**PROBLEM DESCRIPTION:**
Each entry is to be retyped without alteration, and no picture is to be included.

(Entries from a dataset of interfaces)
········
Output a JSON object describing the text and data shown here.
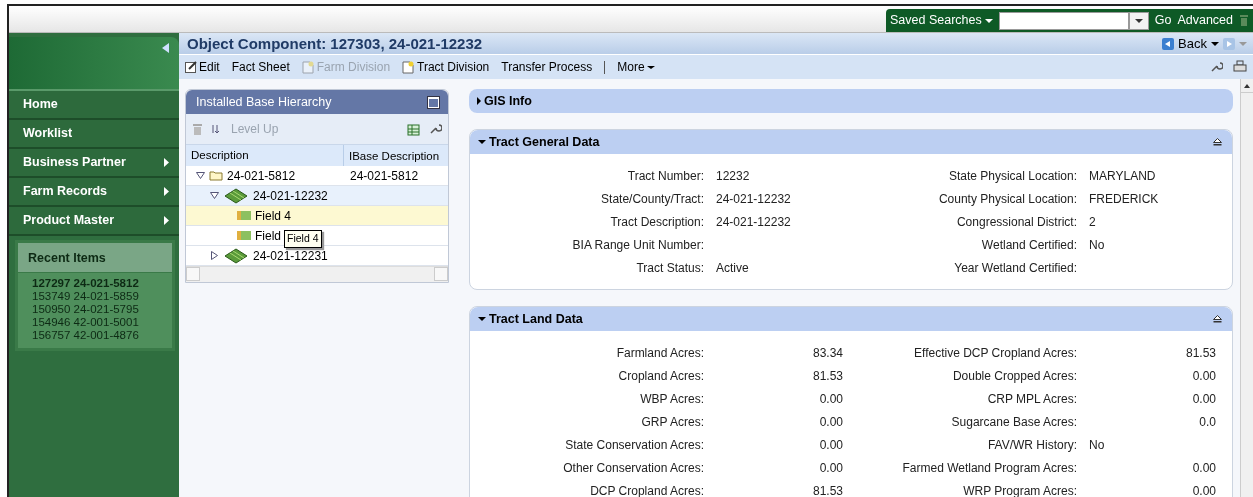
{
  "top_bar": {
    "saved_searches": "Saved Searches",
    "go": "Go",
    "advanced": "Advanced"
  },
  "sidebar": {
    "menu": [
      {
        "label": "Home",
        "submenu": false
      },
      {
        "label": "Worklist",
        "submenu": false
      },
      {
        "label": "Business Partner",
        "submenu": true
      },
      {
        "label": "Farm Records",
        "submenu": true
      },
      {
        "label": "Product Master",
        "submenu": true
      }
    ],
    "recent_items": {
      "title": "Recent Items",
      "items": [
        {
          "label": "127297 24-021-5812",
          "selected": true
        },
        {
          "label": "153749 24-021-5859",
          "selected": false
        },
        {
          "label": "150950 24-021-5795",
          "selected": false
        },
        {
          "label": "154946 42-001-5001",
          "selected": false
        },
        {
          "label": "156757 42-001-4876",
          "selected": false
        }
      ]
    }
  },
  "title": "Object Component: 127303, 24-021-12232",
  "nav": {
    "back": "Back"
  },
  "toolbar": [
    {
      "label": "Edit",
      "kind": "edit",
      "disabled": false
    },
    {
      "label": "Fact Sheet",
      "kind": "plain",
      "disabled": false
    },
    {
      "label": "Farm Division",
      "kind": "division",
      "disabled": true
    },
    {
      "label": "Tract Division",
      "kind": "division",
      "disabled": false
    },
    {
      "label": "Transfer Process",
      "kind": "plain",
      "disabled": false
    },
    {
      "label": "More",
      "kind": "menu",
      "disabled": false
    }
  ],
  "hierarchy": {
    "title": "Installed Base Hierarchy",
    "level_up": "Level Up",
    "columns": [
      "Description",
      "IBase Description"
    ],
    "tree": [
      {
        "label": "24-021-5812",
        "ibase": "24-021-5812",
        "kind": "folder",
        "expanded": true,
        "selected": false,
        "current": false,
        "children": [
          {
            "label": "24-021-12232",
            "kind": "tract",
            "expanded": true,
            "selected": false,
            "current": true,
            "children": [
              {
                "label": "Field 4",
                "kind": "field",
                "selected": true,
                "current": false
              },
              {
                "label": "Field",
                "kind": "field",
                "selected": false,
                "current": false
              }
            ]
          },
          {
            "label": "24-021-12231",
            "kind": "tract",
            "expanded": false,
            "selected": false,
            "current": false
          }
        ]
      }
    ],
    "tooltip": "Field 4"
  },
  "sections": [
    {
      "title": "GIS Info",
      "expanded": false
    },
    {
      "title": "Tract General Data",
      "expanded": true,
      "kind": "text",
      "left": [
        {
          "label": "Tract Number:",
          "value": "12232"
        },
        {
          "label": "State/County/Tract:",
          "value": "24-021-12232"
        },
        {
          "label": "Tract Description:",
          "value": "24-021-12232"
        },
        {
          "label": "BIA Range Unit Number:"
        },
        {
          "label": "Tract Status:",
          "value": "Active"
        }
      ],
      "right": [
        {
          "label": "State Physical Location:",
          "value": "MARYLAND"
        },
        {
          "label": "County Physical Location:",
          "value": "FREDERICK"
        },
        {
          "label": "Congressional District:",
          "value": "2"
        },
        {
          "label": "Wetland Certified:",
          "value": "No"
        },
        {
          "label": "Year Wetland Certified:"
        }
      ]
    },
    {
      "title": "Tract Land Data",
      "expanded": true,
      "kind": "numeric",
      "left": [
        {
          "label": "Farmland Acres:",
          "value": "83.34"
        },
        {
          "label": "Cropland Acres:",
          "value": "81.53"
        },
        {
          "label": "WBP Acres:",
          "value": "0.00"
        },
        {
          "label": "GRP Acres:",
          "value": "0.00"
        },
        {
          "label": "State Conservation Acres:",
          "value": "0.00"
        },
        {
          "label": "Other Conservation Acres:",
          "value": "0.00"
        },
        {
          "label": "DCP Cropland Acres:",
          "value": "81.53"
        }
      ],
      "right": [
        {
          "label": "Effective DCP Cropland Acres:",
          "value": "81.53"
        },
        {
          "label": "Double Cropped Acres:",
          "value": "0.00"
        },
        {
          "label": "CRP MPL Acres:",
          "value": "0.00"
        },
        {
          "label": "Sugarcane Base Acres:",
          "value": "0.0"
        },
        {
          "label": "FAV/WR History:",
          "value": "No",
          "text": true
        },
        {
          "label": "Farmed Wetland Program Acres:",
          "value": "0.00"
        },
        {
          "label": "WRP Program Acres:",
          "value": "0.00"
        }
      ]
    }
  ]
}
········
**ANSWER TO THIS PROBLEM:**
Output a JSON object describing the text and data shown here.
{
  "top_bar": {
    "saved_searches": "Saved Searches",
    "go": "Go",
    "advanced": "Advanced"
  },
  "sidebar": {
    "menu": [
      {
        "label": "Home",
        "submenu": false
      },
      {
        "label": "Worklist",
        "submenu": false
      },
      {
        "label": "Business Partner",
        "submenu": true
      },
      {
        "label": "Farm Records",
        "submenu": true
      },
      {
        "label": "Product Master",
        "submenu": true
      }
    ],
    "recent_items": {
      "title": "Recent Items",
      "items": [
        {
          "label": "127297 24-021-5812",
          "selected": true
        },
        {
          "label": "153749 24-021-5859",
          "selected": false
        },
        {
          "label": "150950 24-021-5795",
          "selected": false
        },
        {
          "label": "154946 42-001-5001",
          "selected": false
        },
        {
          "label": "156757 42-001-4876",
          "selected": false
        }
      ]
    }
  },
  "title": "Object Component: 127303, 24-021-12232",
  "nav": {
    "back": "Back"
  },
  "toolbar": [
    {
      "label": "Edit",
      "kind": "edit",
      "disabled": false
    },
    {
      "label": "Fact Sheet",
      "kind": "plain",
      "disabled": false
    },
    {
      "label": "Farm Division",
      "kind": "division",
      "disabled": true
    },
    {
      "label": "Tract Division",
      "kind": "division",
      "disabled": false
    },
    {
      "label": "Transfer Process",
      "kind": "plain",
      "disabled": false
    },
    {
      "label": "More",
      "kind": "menu",
      "disabled": false
    }
  ],
  "hierarchy": {
    "title": "Installed Base Hierarchy",
    "level_up": "Level Up",
    "columns": [
      "Description",
      "IBase Description"
    ],
    "tree": [
      {
        "label": "24-021-5812",
        "ibase": "24-021-5812",
        "kind": "folder",
        "expanded": true,
        "selected": false,
        "current": false,
        "children": [
          {
            "label": "24-021-12232",
            "kind": "tract",
            "expanded": true,
            "selected": false,
            "current": true,
            "children": [
              {
                "label": "Field 4",
                "kind": "field",
                "selected": true,
                "current": false
              },
              {
                "label": "Field",
                "kind": "field",
                "selected": false,
                "current": false
              }
            ]
          },
          {
            "label": "24-021-12231",
            "kind": "tract",
            "expanded": false,
            "selected": false,
            "current": false
          }
        ]
      }
    ],
    "tooltip": "Field 4"
  },
  "sections": [
    {
      "title": "GIS Info",
      "expanded": false
    },
    {
      "title": "Tract General Data",
      "expanded": true,
      "kind": "text",
      "left": [
        {
          "label": "Tract Number:",
          "value": "12232"
        },
        {
          "label": "State/County/Tract:",
          "value": "24-021-12232"
        },
        {
          "label": "Tract Description:",
          "value": "24-021-12232"
        },
        {
          "label": "BIA Range Unit Number:"
        },
        {
          "label": "Tract Status:",
          "value": "Active"
        }
      ],
      "right": [
        {
          "label": "State Physical Location:",
          "value": "MARYLAND"
        },
        {
          "label": "County Physical Location:",
          "value": "FREDERICK"
        },
        {
          "label": "Congressional District:",
          "value": "2"
        },
        {
          "label": "Wetland Certified:",
          "value": "No"
        },
        {
          "label": "Year Wetland Certified:"
        }
      ]
    },
    {
      "title": "Tract Land Data",
      "expanded": true,
      "kind": "numeric",
      "left": [
        {
          "label": "Farmland Acres:",
          "value": "83.34"
        },
        {
          "label": "Cropland Acres:",
          "value": "81.53"
        },
        {
          "label": "WBP Acres:",
          "value": "0.00"
        },
        {
          "label": "GRP Acres:",
          "value": "0.00"
        },
        {
          "label": "State Conservation Acres:",
          "value": "0.00"
        },
        {
          "label": "Other Conservation Acres:",
          "value": "0.00"
        },
        {
          "label": "DCP Cropland Acres:",
          "value": "81.53"
        }
      ],
      "right": [
        {
          "label": "Effective DCP Cropland Acres:",
          "value": "81.53"
        },
        {
          "label": "Double Cropped Acres:",
          "value": "0.00"
        },
        {
          "label": "CRP MPL Acres:",
          "value": "0.00"
        },
        {
          "label": "Sugarcane Base Acres:",
          "value": "0.0"
        },
        {
          "label": "FAV/WR History:",
          "value": "No",
          "text": true
        },
        {
          "label": "Farmed Wetland Program Acres:",
          "value": "0.00"
        },
        {
          "label": "WRP Program Acres:",
          "value": "0.00"
        }
      ]
    }
  ]
}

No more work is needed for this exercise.